■ **THE TASK**:
Keep every line of the data below that has the string "Filled" and present those lines.

Items from an interface collection
######
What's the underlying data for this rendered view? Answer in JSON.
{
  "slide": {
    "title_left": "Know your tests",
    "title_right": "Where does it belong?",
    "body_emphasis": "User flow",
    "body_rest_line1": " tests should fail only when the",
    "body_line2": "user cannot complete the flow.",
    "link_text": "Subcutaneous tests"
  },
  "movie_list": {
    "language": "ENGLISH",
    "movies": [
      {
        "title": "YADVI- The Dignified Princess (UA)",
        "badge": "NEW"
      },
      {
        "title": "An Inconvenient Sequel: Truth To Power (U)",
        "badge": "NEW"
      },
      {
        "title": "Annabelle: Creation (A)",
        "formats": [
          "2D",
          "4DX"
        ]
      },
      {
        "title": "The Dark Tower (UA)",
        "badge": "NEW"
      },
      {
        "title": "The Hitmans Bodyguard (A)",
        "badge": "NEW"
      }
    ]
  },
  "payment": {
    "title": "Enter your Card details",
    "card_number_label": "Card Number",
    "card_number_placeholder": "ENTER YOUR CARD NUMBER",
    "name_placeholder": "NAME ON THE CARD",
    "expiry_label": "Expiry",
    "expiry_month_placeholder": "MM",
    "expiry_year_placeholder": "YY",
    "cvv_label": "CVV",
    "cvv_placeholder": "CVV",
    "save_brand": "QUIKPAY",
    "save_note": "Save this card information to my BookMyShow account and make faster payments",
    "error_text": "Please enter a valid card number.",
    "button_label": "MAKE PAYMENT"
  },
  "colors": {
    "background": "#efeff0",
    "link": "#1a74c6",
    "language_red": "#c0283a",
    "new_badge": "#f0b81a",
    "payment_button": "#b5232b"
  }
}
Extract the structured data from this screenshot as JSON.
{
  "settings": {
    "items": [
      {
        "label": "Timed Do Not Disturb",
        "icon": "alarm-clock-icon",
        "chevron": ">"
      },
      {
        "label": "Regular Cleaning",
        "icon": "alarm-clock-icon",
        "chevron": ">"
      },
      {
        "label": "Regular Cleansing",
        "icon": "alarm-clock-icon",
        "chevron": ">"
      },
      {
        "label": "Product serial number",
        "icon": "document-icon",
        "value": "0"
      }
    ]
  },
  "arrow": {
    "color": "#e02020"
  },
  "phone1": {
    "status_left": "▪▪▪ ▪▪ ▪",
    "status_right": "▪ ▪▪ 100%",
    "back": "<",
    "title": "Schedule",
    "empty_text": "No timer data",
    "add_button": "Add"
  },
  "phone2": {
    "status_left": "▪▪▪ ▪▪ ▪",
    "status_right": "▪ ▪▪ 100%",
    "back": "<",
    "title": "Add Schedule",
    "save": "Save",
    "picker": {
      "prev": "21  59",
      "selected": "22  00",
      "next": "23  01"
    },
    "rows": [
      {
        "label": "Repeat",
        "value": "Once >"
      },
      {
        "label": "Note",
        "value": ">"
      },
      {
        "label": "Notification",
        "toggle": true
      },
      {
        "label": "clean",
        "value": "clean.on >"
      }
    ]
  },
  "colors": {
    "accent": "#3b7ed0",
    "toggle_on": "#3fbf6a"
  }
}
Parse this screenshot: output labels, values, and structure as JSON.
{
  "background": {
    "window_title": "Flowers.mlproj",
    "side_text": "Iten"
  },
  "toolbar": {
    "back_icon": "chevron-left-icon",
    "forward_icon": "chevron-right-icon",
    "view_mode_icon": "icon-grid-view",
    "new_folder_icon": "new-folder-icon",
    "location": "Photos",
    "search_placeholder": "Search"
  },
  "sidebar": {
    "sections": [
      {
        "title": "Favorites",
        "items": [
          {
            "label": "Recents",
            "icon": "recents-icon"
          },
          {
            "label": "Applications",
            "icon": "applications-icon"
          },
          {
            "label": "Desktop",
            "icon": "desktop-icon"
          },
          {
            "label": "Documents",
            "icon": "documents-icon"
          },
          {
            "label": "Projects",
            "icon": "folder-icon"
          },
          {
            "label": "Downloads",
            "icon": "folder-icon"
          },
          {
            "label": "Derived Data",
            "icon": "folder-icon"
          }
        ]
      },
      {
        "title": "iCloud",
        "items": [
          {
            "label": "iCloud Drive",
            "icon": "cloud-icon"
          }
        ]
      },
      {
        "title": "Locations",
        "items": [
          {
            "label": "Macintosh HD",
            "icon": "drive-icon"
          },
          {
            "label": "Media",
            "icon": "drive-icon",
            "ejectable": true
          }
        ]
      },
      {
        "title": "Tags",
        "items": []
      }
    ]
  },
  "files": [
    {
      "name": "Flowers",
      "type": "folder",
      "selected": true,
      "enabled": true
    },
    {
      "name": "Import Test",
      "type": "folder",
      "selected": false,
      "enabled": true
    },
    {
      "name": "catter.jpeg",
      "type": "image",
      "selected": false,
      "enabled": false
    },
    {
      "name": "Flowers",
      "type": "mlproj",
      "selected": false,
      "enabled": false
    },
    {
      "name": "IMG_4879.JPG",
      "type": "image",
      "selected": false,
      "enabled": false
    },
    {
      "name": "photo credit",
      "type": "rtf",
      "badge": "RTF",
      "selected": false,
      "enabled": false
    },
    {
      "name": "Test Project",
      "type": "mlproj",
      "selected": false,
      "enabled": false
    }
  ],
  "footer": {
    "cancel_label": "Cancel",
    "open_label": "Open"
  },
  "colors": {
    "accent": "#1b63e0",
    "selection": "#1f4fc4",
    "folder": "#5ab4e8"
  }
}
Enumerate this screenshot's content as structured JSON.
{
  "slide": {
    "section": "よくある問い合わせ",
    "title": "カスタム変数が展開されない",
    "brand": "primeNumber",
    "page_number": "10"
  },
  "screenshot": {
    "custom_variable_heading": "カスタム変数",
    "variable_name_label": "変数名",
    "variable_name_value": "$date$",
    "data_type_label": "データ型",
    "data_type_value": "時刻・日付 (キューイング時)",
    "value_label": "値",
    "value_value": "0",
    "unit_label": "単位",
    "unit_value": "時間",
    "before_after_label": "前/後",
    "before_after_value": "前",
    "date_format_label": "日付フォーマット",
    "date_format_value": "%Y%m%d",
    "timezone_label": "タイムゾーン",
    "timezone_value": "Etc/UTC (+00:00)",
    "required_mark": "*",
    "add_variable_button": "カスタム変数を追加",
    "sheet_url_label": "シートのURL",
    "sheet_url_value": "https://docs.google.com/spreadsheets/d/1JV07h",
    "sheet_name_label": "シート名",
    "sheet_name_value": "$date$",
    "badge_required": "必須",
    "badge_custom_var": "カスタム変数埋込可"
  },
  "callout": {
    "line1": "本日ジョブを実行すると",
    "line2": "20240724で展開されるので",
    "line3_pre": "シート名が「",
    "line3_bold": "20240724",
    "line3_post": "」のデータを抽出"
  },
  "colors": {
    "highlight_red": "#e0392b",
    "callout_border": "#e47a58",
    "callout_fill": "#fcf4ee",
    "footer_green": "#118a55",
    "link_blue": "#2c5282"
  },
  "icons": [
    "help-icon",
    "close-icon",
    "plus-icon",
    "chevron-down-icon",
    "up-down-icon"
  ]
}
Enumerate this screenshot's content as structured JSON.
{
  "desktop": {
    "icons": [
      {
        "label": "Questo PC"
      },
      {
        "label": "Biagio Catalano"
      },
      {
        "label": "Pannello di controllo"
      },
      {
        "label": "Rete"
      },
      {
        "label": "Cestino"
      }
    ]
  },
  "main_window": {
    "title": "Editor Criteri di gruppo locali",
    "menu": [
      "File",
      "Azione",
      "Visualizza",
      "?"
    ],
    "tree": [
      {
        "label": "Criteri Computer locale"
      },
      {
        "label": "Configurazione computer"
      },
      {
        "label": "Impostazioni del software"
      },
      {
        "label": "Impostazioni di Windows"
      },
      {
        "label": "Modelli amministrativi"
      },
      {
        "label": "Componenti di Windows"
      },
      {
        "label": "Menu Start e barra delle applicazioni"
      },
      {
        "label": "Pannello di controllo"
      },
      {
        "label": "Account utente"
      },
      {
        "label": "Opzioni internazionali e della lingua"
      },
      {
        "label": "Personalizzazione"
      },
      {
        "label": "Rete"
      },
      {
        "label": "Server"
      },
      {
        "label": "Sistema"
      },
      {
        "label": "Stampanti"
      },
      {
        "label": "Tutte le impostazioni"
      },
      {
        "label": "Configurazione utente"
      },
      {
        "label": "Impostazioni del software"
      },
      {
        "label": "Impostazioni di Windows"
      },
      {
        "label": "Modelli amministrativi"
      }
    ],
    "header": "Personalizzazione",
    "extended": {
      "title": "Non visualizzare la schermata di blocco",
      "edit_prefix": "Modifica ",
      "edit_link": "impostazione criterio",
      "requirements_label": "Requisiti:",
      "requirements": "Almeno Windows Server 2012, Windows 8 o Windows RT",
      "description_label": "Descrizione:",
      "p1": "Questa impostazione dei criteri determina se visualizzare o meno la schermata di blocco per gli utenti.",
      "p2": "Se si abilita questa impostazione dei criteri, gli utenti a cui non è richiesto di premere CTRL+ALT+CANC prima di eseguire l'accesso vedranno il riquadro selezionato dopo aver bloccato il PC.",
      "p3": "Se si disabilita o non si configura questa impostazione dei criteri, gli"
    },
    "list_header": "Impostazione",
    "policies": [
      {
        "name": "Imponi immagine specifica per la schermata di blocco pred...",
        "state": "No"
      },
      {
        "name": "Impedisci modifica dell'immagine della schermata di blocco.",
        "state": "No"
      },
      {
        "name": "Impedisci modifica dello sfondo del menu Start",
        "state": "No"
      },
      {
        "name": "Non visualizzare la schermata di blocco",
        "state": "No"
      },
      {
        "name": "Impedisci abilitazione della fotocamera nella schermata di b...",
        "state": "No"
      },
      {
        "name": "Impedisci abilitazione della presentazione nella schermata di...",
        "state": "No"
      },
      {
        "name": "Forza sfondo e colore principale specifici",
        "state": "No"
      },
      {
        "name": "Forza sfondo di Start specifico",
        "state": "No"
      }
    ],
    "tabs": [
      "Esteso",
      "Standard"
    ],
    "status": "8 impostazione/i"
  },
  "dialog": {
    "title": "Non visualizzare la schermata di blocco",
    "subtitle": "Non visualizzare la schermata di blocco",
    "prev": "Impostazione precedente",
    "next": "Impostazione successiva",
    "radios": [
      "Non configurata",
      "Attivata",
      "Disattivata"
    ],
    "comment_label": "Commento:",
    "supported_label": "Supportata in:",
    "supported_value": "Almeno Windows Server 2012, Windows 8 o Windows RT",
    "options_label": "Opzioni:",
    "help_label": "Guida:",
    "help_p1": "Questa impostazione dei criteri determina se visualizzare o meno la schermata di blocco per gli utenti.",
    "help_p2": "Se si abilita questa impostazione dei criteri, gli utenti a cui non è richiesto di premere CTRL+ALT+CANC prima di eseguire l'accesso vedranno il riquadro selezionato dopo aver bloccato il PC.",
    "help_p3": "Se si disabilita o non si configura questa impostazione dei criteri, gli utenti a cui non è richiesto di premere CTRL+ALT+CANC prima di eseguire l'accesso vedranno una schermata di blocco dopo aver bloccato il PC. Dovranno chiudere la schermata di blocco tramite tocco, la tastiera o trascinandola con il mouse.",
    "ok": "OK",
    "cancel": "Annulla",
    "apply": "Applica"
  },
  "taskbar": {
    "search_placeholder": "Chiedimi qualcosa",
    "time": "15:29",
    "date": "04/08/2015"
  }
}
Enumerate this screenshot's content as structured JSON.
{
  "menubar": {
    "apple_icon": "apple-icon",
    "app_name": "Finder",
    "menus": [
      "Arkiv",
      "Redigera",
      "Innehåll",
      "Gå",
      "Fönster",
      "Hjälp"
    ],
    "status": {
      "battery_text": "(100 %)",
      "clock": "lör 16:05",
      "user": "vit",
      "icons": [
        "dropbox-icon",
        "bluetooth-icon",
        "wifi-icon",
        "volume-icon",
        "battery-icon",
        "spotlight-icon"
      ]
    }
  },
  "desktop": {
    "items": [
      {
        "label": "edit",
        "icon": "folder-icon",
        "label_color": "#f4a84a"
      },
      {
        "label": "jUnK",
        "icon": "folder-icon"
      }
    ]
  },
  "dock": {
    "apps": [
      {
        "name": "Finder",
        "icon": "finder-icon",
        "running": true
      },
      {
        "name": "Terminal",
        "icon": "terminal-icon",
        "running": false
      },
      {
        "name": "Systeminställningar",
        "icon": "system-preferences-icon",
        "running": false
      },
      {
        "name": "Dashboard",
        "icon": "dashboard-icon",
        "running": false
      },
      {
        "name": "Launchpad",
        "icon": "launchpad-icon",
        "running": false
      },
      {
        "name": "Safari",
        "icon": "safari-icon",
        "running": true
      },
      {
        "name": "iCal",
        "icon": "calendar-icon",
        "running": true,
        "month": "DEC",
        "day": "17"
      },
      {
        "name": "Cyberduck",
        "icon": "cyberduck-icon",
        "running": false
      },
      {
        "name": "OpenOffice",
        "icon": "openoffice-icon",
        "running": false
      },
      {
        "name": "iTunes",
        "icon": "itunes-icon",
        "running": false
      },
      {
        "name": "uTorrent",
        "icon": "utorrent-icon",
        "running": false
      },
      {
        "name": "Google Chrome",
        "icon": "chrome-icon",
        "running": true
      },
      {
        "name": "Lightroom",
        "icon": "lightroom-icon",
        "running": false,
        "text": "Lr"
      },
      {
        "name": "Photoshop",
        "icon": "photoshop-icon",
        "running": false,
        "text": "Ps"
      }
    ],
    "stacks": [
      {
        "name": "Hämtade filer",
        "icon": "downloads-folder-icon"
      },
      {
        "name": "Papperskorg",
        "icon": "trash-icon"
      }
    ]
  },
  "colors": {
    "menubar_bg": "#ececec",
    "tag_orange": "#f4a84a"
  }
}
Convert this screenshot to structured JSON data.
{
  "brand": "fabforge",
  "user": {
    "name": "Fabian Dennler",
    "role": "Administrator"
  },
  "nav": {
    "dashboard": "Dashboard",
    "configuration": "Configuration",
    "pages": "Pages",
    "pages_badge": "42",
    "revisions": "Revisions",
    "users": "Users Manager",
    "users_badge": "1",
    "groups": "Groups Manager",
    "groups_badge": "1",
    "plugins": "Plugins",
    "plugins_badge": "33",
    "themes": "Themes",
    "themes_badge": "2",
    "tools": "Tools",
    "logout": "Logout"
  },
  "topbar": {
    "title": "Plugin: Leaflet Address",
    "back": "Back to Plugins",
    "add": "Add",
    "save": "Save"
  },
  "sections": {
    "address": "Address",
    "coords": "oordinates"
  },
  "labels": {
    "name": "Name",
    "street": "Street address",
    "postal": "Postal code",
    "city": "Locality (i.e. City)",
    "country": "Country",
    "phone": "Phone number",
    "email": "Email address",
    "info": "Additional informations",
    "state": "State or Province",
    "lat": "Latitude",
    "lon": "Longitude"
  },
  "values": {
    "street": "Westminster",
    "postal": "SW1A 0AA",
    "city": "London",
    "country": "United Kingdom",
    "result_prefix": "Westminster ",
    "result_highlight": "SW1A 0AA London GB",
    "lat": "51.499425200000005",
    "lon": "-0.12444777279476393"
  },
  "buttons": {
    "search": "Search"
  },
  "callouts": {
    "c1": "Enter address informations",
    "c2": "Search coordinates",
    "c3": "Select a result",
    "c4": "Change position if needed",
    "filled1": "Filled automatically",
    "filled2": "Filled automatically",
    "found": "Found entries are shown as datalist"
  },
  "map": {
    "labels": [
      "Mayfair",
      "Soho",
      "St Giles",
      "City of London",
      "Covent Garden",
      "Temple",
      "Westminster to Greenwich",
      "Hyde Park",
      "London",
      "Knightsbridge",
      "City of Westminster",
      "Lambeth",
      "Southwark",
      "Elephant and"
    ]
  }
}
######
■ **FINISHED EXERCISE**:
    "filled1": "Filled automatically",
    "filled2": "Filled automatically",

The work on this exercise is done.